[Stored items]
-------

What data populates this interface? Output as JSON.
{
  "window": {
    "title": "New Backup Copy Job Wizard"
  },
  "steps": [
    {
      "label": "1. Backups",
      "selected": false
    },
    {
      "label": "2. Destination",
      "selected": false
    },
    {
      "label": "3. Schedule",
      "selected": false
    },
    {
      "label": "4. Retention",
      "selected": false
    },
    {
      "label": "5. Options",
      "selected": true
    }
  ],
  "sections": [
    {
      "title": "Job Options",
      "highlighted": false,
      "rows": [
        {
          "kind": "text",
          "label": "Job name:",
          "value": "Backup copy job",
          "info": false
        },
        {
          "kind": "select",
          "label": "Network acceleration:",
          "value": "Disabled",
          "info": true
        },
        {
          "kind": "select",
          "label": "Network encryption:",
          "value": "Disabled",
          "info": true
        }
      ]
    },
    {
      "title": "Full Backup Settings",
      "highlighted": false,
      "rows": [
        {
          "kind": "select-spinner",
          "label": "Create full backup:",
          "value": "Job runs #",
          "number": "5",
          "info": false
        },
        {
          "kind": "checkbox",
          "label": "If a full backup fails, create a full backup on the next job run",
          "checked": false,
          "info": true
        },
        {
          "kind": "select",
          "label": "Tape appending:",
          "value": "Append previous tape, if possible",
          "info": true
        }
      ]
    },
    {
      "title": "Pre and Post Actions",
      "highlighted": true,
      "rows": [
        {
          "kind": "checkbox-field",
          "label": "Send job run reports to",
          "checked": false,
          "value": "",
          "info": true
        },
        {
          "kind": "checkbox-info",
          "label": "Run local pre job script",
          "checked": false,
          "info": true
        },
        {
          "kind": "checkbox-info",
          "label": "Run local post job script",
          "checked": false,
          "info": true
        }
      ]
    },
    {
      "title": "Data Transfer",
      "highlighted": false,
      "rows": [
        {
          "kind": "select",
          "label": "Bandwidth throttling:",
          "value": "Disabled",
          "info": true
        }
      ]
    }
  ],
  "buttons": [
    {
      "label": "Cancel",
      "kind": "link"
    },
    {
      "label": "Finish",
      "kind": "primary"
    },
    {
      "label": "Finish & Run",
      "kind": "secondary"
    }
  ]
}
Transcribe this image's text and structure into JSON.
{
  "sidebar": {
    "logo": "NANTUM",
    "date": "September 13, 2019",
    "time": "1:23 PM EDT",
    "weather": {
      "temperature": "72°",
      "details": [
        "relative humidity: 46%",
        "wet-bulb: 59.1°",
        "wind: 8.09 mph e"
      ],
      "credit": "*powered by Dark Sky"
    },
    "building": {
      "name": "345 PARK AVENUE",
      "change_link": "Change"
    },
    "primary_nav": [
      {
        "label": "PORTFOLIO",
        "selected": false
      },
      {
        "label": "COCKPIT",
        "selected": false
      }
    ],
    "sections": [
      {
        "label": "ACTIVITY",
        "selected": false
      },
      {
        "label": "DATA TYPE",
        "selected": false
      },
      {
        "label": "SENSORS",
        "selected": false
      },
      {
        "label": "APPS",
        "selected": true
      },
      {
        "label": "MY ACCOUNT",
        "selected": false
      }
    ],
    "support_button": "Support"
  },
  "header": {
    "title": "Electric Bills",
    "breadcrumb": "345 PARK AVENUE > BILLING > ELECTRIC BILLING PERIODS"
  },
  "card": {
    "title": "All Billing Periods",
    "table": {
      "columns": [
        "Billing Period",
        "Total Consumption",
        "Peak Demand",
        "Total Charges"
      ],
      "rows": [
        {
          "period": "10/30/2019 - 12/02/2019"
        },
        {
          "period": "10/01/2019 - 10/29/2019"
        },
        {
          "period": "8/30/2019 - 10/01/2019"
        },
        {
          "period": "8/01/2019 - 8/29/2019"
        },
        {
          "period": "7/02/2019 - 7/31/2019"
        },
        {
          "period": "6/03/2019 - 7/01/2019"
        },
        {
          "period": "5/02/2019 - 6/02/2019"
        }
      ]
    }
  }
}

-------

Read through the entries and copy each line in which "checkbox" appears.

          "kind": "checkbox",
          "kind": "checkbox-field",
          "kind": "checkbox-info",
          "kind": "checkbox-info",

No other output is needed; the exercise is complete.